Colleges are going loan-free to fight student debt epidemic
Brown University joins a growing number of colleges whose financial aid packages help students attend without the burden of debt.
College students have accumulated more than $1.4 trillion in student loan debt, according to a recent snapshot of nationwide debt in the United States, and the weight of it all is wreaking havoc on their collective personal finances. Student debt has been revealed as the leading obstacle preventing millennials from buying homes.
While some of that excess comes from ill-intended exploitation – Citibank has recently been fined for misleading student borrowers and the Consumer Financial Protection Bureau has helped tens of thousands of borrowers find $750 million worth of relief from surprise defaults – much of it reflects the escalating costs of higher education.
Some institutions are now pushing back. For the 2018/19 school year, Brown University, located in Providence, Rhode Island and a member of the Ivy League, will add $4.5 million to its annual financial aid budget so new and returning students from anywhere in the world can get scholarships instead of loans as part of their financial aid. To fund the new scholarships, Brown alumni and supporters have already raised $30 million of the $120 million goal for The Brown Promise: The Future of Financial Aid at Brown.
There are more than 50 universities across the country that remove loans from the equation for students from low-income families, but far fewer (16) have dropped loans from financial aid packages for all students, according to a U.S. News & World Report. Those trendsetting institutions also happen to be the universities with the largest endowments, like Harvard ($35.7 billion) and Yale ($25.4 billion).

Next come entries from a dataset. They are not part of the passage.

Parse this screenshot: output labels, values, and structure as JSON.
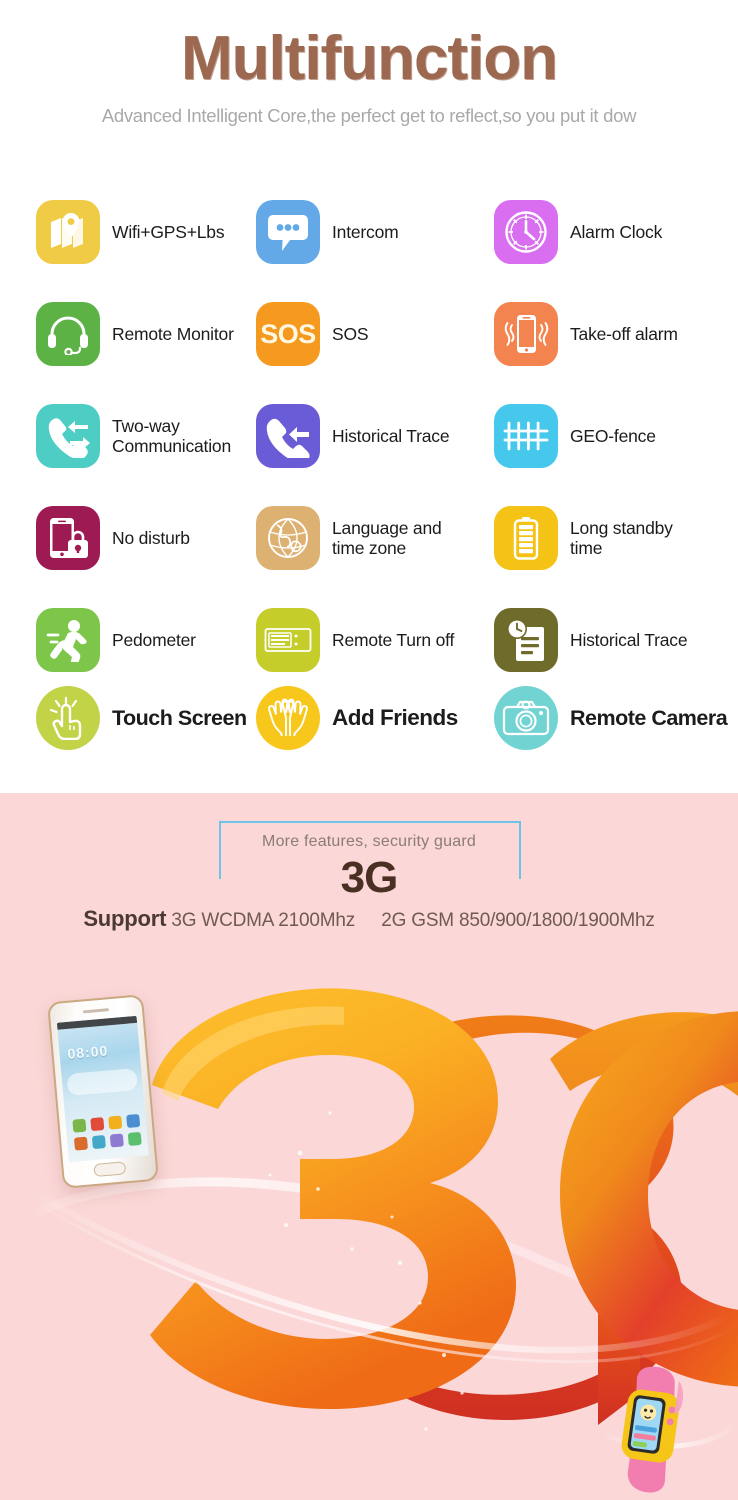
{
  "header": {
    "title": "Multifunction",
    "subtitle": "Advanced Intelligent Core,the perfect get to reflect,so you put it dow"
  },
  "features": [
    {
      "label": "Wifi+GPS+Lbs",
      "icon": "map-pin-icon",
      "color": "#f0cb45",
      "shape": "rounded"
    },
    {
      "label": "Intercom",
      "icon": "chat-bubble-icon",
      "color": "#63a9e8",
      "shape": "rounded"
    },
    {
      "label": "Alarm Clock",
      "icon": "clock-icon",
      "color": "#d96ef0",
      "shape": "rounded"
    },
    {
      "label": "Remote Monitor",
      "icon": "headset-icon",
      "color": "#5cb245",
      "shape": "rounded"
    },
    {
      "label": "SOS",
      "icon": "sos-icon",
      "color": "#f59a1e",
      "shape": "rounded"
    },
    {
      "label": "Take-off  alarm",
      "icon": "vibrating-phone-icon",
      "color": "#f3834f",
      "shape": "rounded"
    },
    {
      "label": "Two-way\nCommunication",
      "icon": "two-way-call-icon",
      "color": "#4ecdc4",
      "shape": "rounded"
    },
    {
      "label": "Historical Trace",
      "icon": "incoming-call-icon",
      "color": "#6a5bd6",
      "shape": "rounded"
    },
    {
      "label": "GEO-fence",
      "icon": "fence-icon",
      "color": "#45c8ec",
      "shape": "rounded"
    },
    {
      "label": "No disturb",
      "icon": "phone-lock-icon",
      "color": "#9e1a52",
      "shape": "rounded"
    },
    {
      "label": "Language and\ntime zone",
      "icon": "globe-icon",
      "color": "#ddb172",
      "shape": "rounded"
    },
    {
      "label": "Long standby\ntime",
      "icon": "battery-icon",
      "color": "#f5c315",
      "shape": "rounded"
    },
    {
      "label": "Pedometer",
      "icon": "running-person-icon",
      "color": "#7ec64a",
      "shape": "rounded"
    },
    {
      "label": "Remote Turn off",
      "icon": "server-icon",
      "color": "#c5cd2a",
      "shape": "rounded"
    },
    {
      "label": "Historical Trace",
      "icon": "clock-document-icon",
      "color": "#6e6b2b",
      "shape": "rounded"
    },
    {
      "label": "Touch Screen",
      "icon": "touch-finger-icon",
      "color": "#c2d348",
      "shape": "circle"
    },
    {
      "label": "Add Friends",
      "icon": "two-hands-icon",
      "color": "#f7c81b",
      "shape": "circle"
    },
    {
      "label": "Remote Camera",
      "icon": "camera-icon",
      "color": "#72d3d3",
      "shape": "circle"
    }
  ],
  "promo": {
    "tagline": "More features, security guard",
    "network": "3G",
    "support_prefix": "Support",
    "support_3g": "3G WCDMA 2100Mhz",
    "support_2g": "2G GSM 850/900/1800/1900Mhz",
    "bracket_color": "#6cc5e8",
    "background_color": "#fbd7d7"
  },
  "hero": {
    "big_text": "3G",
    "phone_clock": "08:00"
  }
}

Meanwhile, the majority of the rest of the nation’s college students and graduates grapple with how to juggle student loan payments while dealing with rent, living expenses and the demands of their job. There are, however, options available to streamline and speed up or refinance the terms of student loans so they fit better within your budget. Consider consolidating your student debt and read our guide for helpful strategies to manage, repay and clear your debt.